The Treasure Valley is the kind of community that steps up to a challenge.
This is a generous community that always remembers its nonprofits, even in tough times that make giving painful. This is a creative community that has built an arts scene vibrant enough to entertain locals and surprise visitors. This is a forward-thinking community with voters willing to say yes to a new community college and open space preservation in the Foothills.
Our political debates often divide us. Yet we repeatedly come together to get things done. The notion of a shared vision for the future isn't at all far-fetched. If you need proof of what we can do, take a good look at what we have done.

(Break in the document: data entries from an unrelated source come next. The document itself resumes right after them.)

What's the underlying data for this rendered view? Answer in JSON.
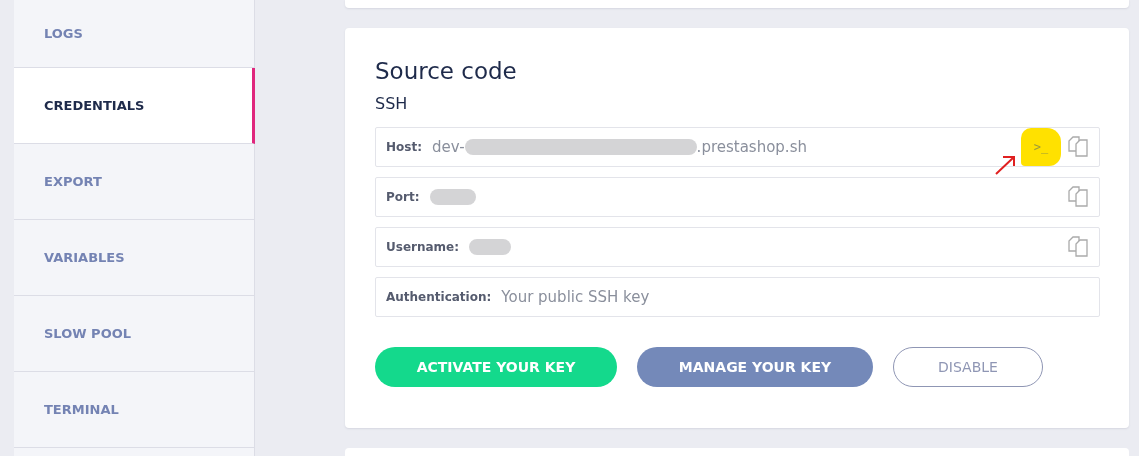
{
  "sidebar": {
    "items": [
      {
        "label": "LOGS",
        "selected": false
      },
      {
        "label": "CREDENTIALS",
        "selected": true
      },
      {
        "label": "EXPORT",
        "selected": false
      },
      {
        "label": "VARIABLES",
        "selected": false
      },
      {
        "label": "SLOW POOL",
        "selected": false
      },
      {
        "label": "TERMINAL",
        "selected": false
      }
    ]
  },
  "card": {
    "title": "Source code",
    "subtitle": "SSH",
    "fields": [
      {
        "label": "Host:",
        "value_parts": [
          "dev-",
          ".prestashop.sh"
        ],
        "redacted": true,
        "terminal": true,
        "terminal_label": ">_",
        "copy": true
      },
      {
        "label": "Port:",
        "redacted": true,
        "terminal": false,
        "copy": true
      },
      {
        "label": "Username:",
        "redacted": true,
        "terminal": false,
        "copy": true
      },
      {
        "label": "Authentication:",
        "value_parts": [
          "Your public SSH key"
        ],
        "redacted": false,
        "terminal": false,
        "copy": false
      }
    ],
    "buttons": [
      {
        "label": "ACTIVATE YOUR KEY",
        "kind": "primary"
      },
      {
        "label": "MANAGE YOUR KEY",
        "kind": "secondary"
      },
      {
        "label": "DISABLE",
        "kind": "outline"
      }
    ]
  }
}
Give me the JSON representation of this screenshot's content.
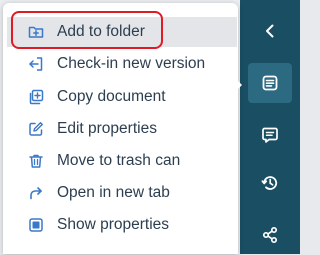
{
  "context_menu": {
    "items": [
      {
        "label": "Add to folder",
        "icon": "folder-plus-icon"
      },
      {
        "label": "Check-in new version",
        "icon": "check-in-icon"
      },
      {
        "label": "Copy document",
        "icon": "copy-plus-icon"
      },
      {
        "label": "Edit properties",
        "icon": "edit-icon"
      },
      {
        "label": "Move to trash can",
        "icon": "trash-icon"
      },
      {
        "label": "Open in new tab",
        "icon": "open-tab-arrow-icon"
      },
      {
        "label": "Show properties",
        "icon": "properties-icon"
      }
    ],
    "highlighted_index": 0
  },
  "side_rail": {
    "buttons": [
      "collapse-chevron-icon",
      "document-details-icon",
      "comments-icon",
      "history-icon",
      "share-icon"
    ],
    "active_index": 1
  },
  "colors": {
    "accent_blue": "#3a78c9",
    "rail_bg": "#194e63",
    "rail_active": "#2c6a82",
    "highlight_ring": "#e01b24",
    "text": "#2c3e50"
  }
}
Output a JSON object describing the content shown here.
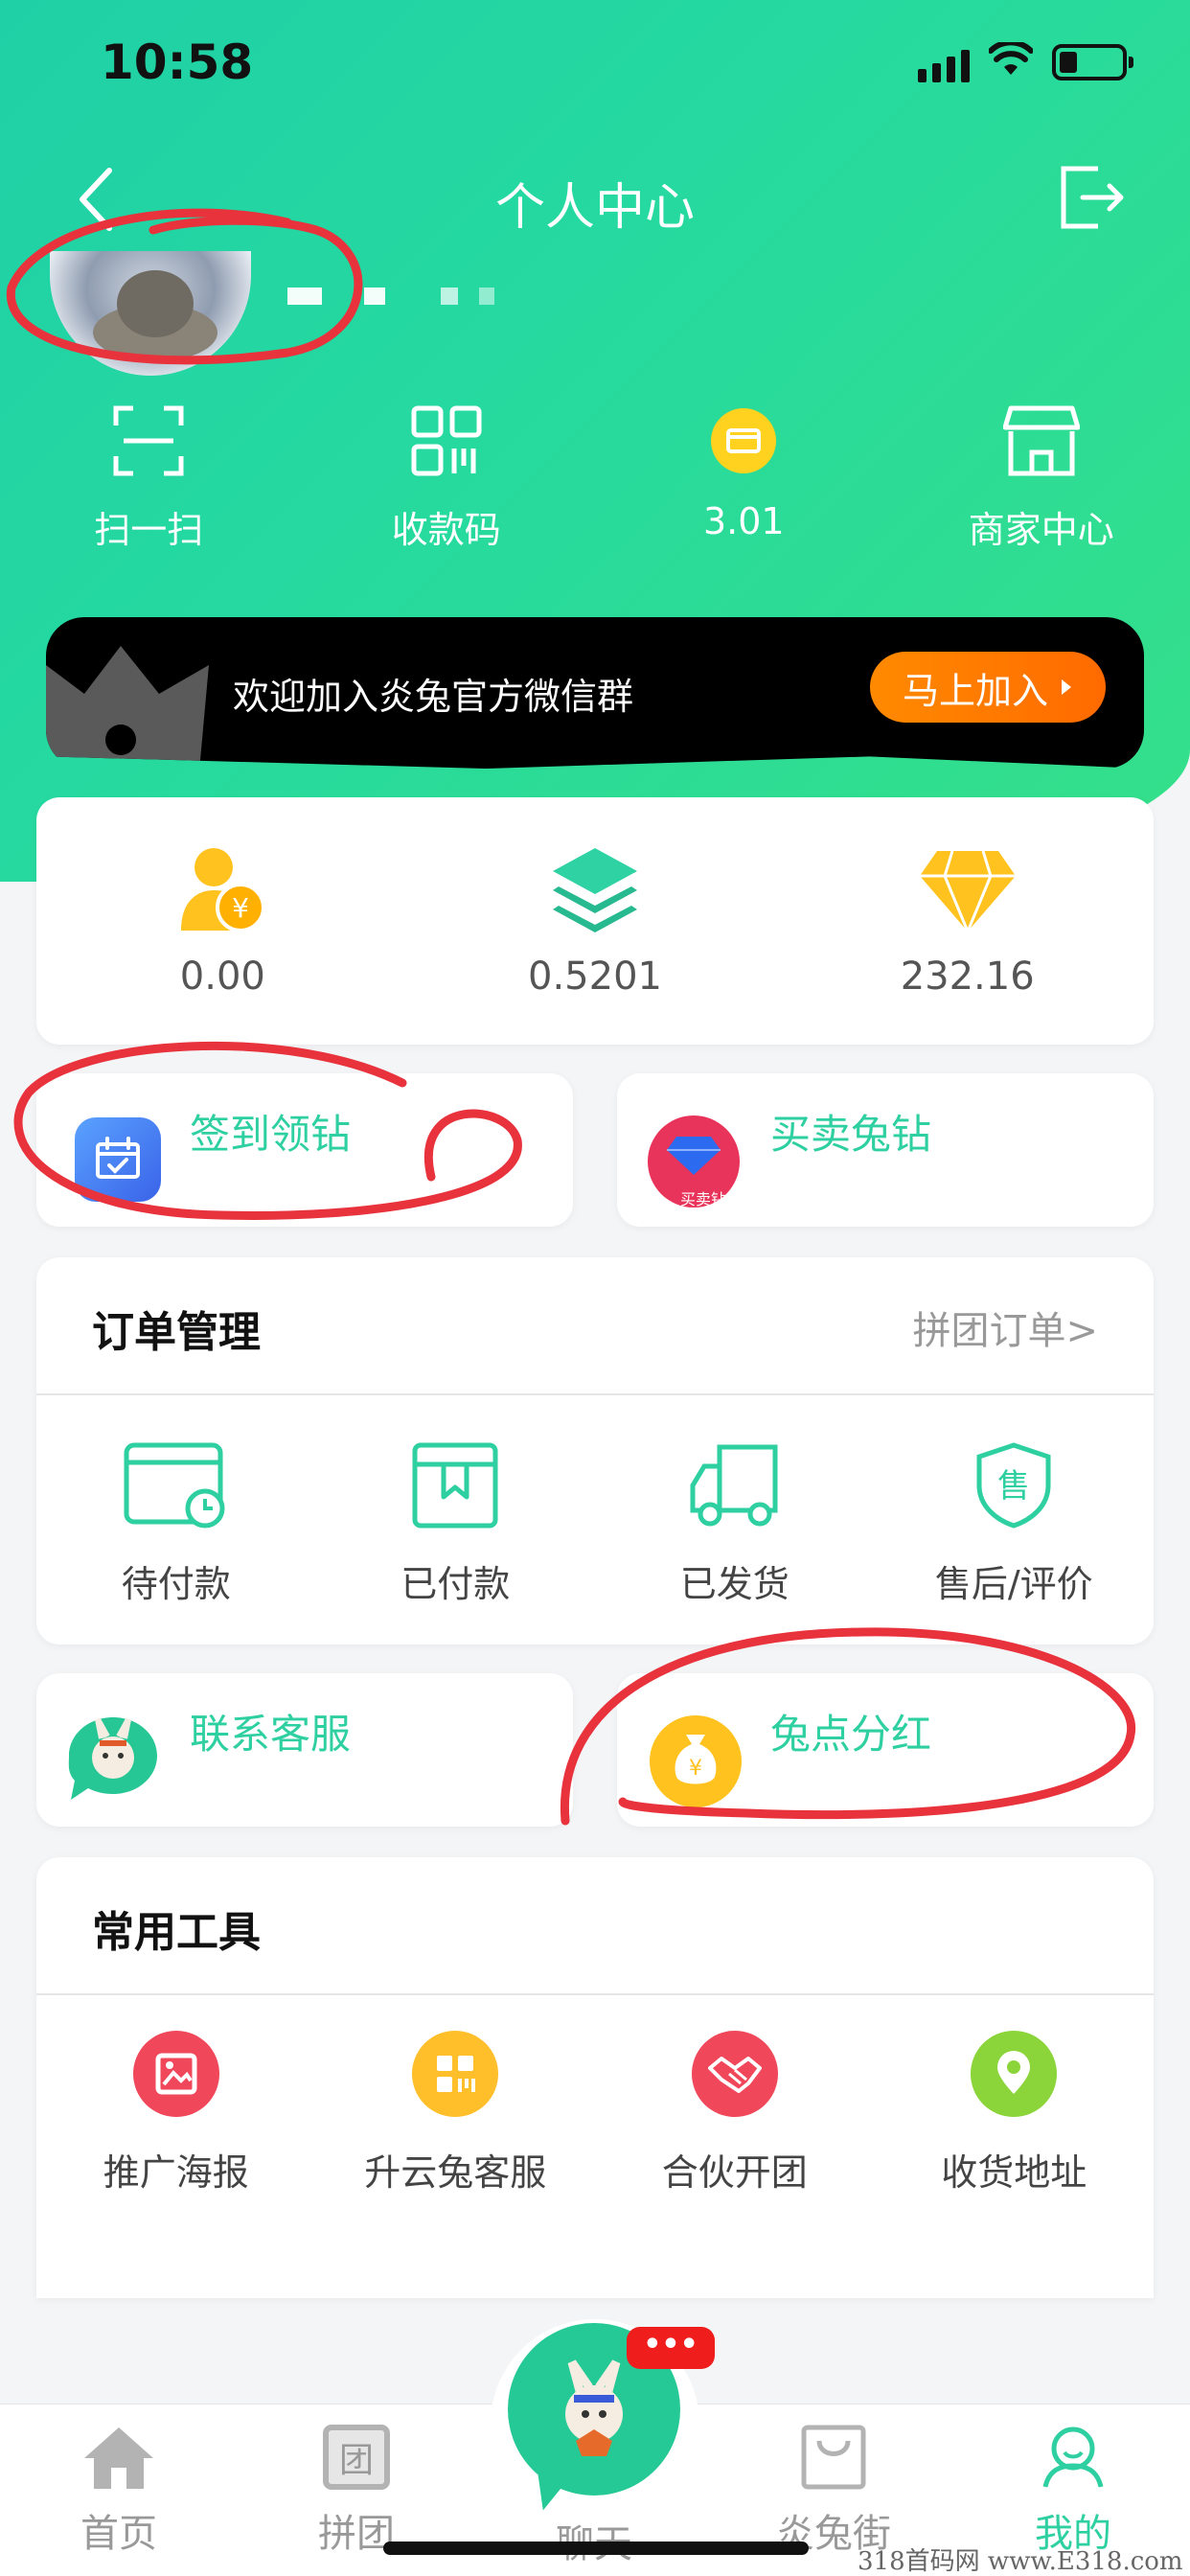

The Statesman's Vision for the Valley project aspires to tap into that spirit, to build upon that record. We are urging local leaders to make tough but wise decisions during this recession, to ensure that the Valley will thrive when the national economy rebounds.
A true and truly effective Vision for the Valley also requires us all to think and act more as a cohesive community, even if local leaders have to give up a little control to advance a more urgent agenda.
In our third Vision for the Valley summit Wednesday, our editorial board met with a surprisingly upbeat group of 13 local leaders who drew their hope from their neighbors and their constituents. Moving forward, the Valley's most valuable asset may be its human resource.
Don Kemper, chief executive officer of Healthwise, set the tone by advocating the idea of population happiness. Like many ideas, this one is borrowed: Kemper takes his cue from Bhutan, a nation wedged against the Himalayan mountains, whose king has crafted a list of measures of gross national happiness.
Taking ideas from a kingdom of 700,000, and applying them to a Valley of 500,000, isn't that much of a stretch. The basic tenets are universal: meaningful work at a living wage; a healthy environment; a culture of respect and friendliness; and a transparent government of the people. The underlying goal - fostering a sense of belonging, learning and contributing - is essential to community health.
A little nurturing can go a long way to sustain the Valley's caring and committed side - which is evident in so many ways.
"People step up in time of need," said Nampa Mayor Tom Dale. Or, as Shirl Boyce put it succinctly a few minutes later, "People give a damn."
Boyce should know. The longtime Boise Metro Chamber of Commerce official now works for the fledgling College of Western Idaho. CWI is in the works only because Treasure Valley voters had the wisdom to commit to the property tax increase required to create and sustain a much-needed two-year college.
In many ways, a spirit of community already strengthens our Valley. In other ways, this sense of community is at risk.
Retiring Boise schools superintendent Stan Olson has seen both sides of the equation. Under Olson's leadership, voters in 2006 approved a bond issue to replace aging schools, a bold $94 million statement of electoral purpose. But when about 50 percent of his district's students come from low-income households, it is essential to build a sense of shared hopefulness - stretching beyond upper middle class neighborhoods.
Meanwhile, local politics too often accentuate clashes of personality and ideology. Some tension is inevitable and even healthy, as individual cities maintain the unique identities that make the Valley a richer place. So the challenge is in knowing when to collaborate. The challenge is in picking the issues - from creating jobs to protecting air quality to building first-class schools - that we must solve together. The issues we cannot afford to get wrong.
This certainly won't be easy. But here's the good news: We've done it before.
"Our View" is the editorial position of the Idaho Statesman. It is an unsigned opinion expressing the consensus of the Statesman's editorial board.